Published: 17 November 2011



With the increased use of ploidy manipulation in aquaculture and fisheries management this investigation aimed to determine whether triploidy influences culturable intestinal microbiota composition and bacterial drug resistance in Atlantic salmon (Salmo salar). The results could provide answers to some of the physiological differences observed between triploid and diploid fish, especially in terms of fish health.


No ploidy effect was observed in the bacterial species isolated, however, triploids were found to contain a significant increase in total gut microbiota levels, with increases in Pseudomonas spp., Pectobacterium carotovorum, Psychrobacter spp., Bacillus spp., and Vibrio spp., (12, 42, 9, 10, and 11% more bacteria in triploids than diploids, respectively), whereas a decrease in Carnobacterium spp., within triploids compared to diploids was close to significant (8% more bacteria in diploids). With the exception of gentamicin, where no bacterial resistance was observed, bacterial isolates originating from triploid hosts displayed increased resistance to antibacterials, three of which were significant (tetracycline, trimethoprim, and sulphonamide).
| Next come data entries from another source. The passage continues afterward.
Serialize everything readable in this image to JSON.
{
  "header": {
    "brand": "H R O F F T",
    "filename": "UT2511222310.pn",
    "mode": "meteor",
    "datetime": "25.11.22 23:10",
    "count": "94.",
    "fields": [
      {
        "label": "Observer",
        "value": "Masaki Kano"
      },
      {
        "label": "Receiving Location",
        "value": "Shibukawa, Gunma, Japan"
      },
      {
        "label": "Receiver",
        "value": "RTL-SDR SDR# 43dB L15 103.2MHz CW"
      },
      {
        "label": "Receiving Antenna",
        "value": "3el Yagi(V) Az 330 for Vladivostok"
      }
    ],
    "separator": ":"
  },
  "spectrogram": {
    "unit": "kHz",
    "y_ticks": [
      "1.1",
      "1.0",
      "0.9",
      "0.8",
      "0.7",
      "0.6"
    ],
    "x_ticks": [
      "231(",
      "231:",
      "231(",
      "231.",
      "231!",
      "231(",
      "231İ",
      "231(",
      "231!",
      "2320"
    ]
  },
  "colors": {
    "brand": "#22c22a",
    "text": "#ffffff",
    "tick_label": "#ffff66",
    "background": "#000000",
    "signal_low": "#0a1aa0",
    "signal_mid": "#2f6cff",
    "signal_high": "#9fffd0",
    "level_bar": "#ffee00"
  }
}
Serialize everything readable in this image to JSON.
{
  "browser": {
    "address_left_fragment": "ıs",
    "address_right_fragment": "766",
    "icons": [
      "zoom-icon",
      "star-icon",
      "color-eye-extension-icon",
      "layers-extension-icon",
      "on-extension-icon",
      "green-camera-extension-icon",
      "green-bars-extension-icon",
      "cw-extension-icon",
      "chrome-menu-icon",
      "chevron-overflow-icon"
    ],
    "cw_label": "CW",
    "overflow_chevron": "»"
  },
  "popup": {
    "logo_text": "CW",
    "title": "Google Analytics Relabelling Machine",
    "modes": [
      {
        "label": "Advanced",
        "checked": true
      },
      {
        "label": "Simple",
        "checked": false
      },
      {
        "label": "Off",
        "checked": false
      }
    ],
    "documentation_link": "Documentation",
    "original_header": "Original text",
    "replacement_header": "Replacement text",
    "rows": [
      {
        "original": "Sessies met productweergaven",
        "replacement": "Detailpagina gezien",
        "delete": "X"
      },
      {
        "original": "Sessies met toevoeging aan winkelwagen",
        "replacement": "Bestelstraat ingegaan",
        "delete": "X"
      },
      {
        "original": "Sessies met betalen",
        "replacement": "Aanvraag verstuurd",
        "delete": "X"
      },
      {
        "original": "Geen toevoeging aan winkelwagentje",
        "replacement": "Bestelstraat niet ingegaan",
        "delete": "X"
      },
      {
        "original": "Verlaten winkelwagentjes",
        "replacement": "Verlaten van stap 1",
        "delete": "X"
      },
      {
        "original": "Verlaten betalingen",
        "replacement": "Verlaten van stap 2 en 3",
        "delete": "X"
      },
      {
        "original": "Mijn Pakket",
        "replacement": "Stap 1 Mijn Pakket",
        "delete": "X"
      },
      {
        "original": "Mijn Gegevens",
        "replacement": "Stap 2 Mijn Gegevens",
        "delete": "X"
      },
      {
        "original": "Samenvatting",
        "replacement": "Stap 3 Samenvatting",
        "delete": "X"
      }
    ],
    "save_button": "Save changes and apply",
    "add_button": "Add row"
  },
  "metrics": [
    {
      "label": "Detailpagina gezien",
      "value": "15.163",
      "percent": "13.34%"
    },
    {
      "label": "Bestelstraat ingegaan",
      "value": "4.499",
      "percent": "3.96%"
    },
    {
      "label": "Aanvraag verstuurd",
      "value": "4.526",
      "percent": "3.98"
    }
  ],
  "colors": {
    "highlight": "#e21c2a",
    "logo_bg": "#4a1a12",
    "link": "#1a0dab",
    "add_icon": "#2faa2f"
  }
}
Results indicate that triploidy influences both the community and drug resistance of culturable intestinal microbiota in juvenile salmon. These results demonstrate differences that are likely to contribute to the health of triploid fish and have important ramifications on the use of antibacterial drugs within aquaculture.